Task objective: A bare number is the expected answer: the count of lines in the records that contain the word "Server".

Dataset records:
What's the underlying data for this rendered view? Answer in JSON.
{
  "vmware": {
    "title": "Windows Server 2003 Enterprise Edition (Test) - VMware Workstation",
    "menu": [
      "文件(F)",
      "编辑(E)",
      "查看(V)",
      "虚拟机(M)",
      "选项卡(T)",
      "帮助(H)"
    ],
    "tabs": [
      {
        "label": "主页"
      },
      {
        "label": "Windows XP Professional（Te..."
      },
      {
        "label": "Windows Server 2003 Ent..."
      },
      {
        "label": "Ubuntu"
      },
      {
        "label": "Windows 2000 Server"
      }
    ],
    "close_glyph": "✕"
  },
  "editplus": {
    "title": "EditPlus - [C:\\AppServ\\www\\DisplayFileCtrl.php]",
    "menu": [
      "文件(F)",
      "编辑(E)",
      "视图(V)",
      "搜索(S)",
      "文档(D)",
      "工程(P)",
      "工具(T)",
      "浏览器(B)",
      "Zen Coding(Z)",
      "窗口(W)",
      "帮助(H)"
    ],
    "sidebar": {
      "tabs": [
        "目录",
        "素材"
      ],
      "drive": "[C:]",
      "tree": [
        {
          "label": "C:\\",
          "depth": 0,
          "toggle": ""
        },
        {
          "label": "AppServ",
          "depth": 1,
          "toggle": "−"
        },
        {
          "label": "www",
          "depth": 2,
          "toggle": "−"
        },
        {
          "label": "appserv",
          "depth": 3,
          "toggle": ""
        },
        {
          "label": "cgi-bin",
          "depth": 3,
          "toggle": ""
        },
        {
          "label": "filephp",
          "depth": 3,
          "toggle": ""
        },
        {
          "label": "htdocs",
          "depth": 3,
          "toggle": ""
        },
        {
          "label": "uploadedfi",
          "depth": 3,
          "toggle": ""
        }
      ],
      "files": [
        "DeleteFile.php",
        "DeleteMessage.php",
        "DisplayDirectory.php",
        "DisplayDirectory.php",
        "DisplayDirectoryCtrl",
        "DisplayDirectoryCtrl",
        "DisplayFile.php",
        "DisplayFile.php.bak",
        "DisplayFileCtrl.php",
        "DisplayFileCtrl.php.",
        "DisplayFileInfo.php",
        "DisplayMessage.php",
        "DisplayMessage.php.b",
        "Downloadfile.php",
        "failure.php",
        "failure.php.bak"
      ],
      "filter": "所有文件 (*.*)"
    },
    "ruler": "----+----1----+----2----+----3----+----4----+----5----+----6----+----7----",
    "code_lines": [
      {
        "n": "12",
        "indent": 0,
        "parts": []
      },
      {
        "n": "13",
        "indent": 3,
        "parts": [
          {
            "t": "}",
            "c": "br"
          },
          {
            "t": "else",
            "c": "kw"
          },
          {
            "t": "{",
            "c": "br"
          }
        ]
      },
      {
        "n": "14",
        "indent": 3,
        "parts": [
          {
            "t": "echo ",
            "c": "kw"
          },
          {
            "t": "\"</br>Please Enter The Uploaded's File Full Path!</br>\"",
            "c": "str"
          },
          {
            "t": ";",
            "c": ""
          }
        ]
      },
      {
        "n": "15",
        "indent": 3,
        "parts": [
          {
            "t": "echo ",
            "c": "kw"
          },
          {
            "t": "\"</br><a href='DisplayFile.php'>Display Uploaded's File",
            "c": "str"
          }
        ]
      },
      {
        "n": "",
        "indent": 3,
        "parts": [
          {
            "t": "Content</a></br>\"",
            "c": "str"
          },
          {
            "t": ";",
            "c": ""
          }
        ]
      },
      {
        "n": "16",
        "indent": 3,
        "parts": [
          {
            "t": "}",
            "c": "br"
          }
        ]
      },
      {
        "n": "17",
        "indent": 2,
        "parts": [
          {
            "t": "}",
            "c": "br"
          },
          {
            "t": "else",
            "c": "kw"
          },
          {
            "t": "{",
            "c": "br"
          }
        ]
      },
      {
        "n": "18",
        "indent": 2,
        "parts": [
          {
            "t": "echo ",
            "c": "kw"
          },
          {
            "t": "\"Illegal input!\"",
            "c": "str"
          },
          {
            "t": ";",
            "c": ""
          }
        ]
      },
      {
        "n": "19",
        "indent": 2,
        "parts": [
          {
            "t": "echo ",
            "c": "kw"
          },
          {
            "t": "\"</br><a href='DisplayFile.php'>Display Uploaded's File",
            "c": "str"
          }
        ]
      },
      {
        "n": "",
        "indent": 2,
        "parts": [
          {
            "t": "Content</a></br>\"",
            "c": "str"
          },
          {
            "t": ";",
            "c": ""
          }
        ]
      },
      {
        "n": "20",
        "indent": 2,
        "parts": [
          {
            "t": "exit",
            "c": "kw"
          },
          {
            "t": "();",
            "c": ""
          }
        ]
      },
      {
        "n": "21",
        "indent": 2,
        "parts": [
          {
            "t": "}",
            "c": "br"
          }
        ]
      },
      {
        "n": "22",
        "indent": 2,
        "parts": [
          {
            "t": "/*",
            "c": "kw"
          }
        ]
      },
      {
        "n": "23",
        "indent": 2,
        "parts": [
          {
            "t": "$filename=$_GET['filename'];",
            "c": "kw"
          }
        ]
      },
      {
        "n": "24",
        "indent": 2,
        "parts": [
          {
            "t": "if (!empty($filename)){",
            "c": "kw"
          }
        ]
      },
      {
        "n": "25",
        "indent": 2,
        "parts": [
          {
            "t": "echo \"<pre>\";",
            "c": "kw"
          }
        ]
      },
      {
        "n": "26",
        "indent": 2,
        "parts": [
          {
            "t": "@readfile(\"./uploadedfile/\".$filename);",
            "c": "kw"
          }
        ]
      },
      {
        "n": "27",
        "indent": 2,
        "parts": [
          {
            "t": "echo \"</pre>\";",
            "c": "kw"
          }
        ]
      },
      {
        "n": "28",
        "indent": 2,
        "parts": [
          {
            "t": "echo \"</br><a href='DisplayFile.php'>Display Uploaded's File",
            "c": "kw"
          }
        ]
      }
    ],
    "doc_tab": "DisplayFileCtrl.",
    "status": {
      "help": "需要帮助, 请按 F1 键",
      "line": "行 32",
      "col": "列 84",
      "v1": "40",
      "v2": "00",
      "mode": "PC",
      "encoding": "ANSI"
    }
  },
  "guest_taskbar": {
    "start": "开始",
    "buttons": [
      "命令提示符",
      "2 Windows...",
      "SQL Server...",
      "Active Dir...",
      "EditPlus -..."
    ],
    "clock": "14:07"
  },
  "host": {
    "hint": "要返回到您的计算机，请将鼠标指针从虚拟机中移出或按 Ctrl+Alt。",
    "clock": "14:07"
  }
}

Answer for this exercise: 4